I’ve included all the stages of the shot in the video below, creating an animatic in the first week really set me on course for the remainder of the shot. In the first week I already had all my poses, breakdowns and timing figured out. From there it was simply a case of chucking it into Maya and pushing it further.
Decided to shoot a few people walking while I was having a coffee.
I tried to snip together a variety of walks, adults, children, walking sticks, high heels, carrying babies, pushing prams, etc. Will upload the .mov in the next couple of days.
Task: Block a dog walk cycle and create 2 poses using Sloan.
Task: Spline & polish the walk cycle. Pose Stella in a way that shows movement.
Damn you knee pops! *shakes angry fist*
In the end I do wish I had gone for a personality walk, just so I’m stepping away from rote exercises. Fairly happy with how it turned out though.
The poses I’m not so pleased with, was a busy week at work so was a little short on time.
Task: Block a full body walk cycle
I decided to stick with a vanilla walk cycle. I think in some ways a personality walk is easier as mistakes aren’t so clearly apparent.
For the next 4 weeks we’ll be animating a dog walk cycle. I spent today doing a bit of research and found some things I thought were worth sharing.
Eadwaerd Muybridge‘s Animals In Motion has been (legally) scanned and uploaded by Cornell University: http://ebooks.library.cornell.edu/k/kmoddl/toc_muybridge1.html
Animationmeat also has some (presumably) Glen Keane notes on animating & drawing quadrupeds: http://www.animationmeat.com/pdf/featureanimation/4leg.pdf
Presentation slides by Dr Stuart Sumida.
Animating Animals: Tips and Tricks to Animating Believable Animal Characters in a Live Action Feature by William Groebe
Richard Williams talks about animating a horse walk cycle
Some pencil studies for 101 Dalmations by Frank Thomas, Ollie Johnson, Milt Kahl and Marc Davis via Andreas Deja’s blog.
Dog skeleton running by Glassworks
Interactive dog skeleton in 3D view
Tutorial: How to Key a Dog’s Walk by Josh Wedlake
101 Dalmatians walk cycle
Research: Quadruped Locomotion – Musings About Running Dogs
An article on dog walks: 41% of museums don’t know how dogs actually walk
For this class I’ve become a peer buddy for a student in class 1. I sent her an email with my general advice when doing pose assignments and thought I would post it here.
1. Use references. I like to spend a bit of time and download about 20 pictures and sketch each one. If you have that kind of variety in research you’re basically learning how the body moves and reacts in real life, rather than just what you think it might be doing.

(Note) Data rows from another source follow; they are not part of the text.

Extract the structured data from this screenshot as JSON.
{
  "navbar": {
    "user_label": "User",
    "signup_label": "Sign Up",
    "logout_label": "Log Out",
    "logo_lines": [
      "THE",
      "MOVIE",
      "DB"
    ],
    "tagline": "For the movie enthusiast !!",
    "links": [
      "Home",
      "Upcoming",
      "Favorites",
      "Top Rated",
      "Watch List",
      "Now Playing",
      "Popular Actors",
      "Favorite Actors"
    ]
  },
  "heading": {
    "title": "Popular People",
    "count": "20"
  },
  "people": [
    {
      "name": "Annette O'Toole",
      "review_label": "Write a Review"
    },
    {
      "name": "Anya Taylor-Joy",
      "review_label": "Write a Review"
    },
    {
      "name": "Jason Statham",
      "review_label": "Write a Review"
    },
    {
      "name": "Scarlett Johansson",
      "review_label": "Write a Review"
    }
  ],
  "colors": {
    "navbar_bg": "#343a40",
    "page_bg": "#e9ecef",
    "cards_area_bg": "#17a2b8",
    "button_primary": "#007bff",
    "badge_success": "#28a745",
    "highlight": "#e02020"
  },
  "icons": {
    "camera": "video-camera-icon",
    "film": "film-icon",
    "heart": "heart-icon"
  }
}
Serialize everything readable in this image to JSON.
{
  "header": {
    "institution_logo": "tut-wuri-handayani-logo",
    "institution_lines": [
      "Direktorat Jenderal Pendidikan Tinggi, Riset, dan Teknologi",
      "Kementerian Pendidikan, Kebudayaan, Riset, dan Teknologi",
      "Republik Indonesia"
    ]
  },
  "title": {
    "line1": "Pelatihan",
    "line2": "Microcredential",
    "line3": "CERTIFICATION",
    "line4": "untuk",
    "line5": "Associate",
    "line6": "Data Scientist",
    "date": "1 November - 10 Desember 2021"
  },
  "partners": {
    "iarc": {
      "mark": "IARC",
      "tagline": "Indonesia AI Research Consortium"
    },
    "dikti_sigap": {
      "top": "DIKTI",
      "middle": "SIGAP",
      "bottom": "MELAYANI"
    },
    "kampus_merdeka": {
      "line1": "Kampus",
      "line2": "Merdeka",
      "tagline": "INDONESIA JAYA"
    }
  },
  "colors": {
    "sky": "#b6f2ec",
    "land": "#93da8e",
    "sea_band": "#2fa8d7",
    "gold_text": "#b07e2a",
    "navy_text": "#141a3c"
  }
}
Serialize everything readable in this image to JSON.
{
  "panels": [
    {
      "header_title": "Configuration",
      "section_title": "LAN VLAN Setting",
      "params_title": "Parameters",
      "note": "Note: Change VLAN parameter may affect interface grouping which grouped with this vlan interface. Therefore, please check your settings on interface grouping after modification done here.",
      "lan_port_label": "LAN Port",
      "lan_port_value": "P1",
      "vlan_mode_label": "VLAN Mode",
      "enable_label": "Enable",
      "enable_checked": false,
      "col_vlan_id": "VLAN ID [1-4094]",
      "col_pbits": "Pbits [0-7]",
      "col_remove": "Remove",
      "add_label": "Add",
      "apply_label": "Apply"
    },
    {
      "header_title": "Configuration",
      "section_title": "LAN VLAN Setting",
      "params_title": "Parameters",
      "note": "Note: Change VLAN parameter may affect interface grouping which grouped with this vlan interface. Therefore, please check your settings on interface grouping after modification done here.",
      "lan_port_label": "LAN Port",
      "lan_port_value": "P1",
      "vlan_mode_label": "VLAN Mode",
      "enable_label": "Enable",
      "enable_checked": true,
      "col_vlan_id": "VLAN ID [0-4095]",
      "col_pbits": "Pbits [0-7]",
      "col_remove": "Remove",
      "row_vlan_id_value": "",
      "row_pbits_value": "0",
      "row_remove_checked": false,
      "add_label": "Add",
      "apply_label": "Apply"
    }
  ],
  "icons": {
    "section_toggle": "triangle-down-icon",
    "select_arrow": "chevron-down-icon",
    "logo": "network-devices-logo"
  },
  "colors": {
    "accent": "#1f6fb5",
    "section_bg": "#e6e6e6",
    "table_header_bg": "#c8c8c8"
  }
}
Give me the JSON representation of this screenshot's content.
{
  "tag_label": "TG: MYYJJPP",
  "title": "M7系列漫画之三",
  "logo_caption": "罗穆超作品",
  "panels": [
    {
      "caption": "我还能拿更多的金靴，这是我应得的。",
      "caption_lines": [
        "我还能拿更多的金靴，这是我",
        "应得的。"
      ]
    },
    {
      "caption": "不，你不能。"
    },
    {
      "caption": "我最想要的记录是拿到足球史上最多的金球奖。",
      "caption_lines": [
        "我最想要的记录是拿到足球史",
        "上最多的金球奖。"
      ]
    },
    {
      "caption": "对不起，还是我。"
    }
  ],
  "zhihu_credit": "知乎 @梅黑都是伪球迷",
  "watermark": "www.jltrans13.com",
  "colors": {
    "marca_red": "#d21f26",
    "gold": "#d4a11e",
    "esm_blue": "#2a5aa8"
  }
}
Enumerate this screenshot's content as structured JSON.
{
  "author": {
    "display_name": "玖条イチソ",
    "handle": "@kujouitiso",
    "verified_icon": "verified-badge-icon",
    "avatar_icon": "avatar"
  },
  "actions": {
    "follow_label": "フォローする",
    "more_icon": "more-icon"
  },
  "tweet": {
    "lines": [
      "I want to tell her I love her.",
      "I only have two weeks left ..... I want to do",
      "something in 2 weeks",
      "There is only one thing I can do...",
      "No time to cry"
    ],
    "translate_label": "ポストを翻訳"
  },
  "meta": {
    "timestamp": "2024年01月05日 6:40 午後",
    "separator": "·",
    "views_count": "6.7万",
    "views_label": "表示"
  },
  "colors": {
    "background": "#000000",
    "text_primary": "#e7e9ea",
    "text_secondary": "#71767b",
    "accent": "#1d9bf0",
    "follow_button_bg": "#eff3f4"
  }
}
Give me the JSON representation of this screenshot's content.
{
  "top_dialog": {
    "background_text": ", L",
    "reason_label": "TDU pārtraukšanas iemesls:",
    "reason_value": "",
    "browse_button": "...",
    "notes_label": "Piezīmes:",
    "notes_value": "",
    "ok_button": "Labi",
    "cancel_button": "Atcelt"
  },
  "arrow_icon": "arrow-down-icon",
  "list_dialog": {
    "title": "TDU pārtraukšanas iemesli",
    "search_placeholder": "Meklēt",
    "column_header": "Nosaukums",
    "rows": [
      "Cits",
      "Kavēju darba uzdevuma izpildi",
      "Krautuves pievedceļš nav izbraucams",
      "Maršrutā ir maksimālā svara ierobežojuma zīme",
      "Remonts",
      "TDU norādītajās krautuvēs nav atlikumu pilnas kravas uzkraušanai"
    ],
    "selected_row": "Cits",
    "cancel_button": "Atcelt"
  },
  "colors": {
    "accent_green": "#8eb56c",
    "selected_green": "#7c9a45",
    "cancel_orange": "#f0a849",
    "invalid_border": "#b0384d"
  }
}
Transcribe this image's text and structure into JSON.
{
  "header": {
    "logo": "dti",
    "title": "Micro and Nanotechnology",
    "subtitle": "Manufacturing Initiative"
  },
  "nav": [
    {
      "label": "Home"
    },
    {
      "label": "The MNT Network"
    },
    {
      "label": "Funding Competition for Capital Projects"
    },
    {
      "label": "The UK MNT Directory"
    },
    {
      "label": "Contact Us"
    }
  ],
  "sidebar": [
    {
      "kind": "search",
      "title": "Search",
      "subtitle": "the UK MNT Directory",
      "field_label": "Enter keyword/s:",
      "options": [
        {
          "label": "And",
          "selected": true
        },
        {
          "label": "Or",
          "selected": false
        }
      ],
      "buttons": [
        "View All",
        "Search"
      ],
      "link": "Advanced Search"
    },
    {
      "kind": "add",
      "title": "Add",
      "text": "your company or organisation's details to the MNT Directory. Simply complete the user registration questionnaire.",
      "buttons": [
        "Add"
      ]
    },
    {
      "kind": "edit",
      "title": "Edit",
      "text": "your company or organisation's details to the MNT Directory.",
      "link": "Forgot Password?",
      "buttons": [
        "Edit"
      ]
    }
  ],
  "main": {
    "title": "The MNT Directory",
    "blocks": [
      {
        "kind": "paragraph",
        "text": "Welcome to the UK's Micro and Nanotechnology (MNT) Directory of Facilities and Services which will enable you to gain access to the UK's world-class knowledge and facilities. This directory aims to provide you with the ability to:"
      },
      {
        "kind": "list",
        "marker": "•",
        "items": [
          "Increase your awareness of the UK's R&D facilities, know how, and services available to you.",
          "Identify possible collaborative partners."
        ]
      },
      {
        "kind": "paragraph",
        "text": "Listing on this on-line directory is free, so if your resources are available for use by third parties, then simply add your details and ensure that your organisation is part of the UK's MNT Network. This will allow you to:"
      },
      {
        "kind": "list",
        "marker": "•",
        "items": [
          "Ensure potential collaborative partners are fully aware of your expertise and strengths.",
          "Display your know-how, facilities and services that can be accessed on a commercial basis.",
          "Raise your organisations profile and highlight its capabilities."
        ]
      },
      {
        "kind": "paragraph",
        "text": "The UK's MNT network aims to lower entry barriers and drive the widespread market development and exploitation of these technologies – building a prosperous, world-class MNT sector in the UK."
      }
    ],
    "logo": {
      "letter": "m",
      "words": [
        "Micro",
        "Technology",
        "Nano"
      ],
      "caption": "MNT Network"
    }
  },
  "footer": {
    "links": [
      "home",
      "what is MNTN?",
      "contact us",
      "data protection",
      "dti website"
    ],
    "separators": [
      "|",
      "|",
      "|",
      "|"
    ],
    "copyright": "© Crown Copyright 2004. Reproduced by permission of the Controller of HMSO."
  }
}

2. gettyimages.com is a pretty good resource, I definitely found it more useful that google images. Only downside is a lot of the poses feel unnatural.
3. Use thesaurus.com. Using different words with similar meanings when searching will garner different images.
4. Start with the line of action first and then start laying body parts over that.
5. Watch this Keith Lango tutorial on posing: http://www.youtube.com/watch?v=lHvQIMBjB78
6. Walt Stanchfield’s book is also a great read if you’re interested in getting poses nailed on paper: http://www.amazon.com/Drawn-Life-Classes-Stanchfield-Lectures/dp/0240810961
7. If you make a camera, tear off a copy and then click Lighting > Turn Off All Lights, it gives you a great instant silhouette.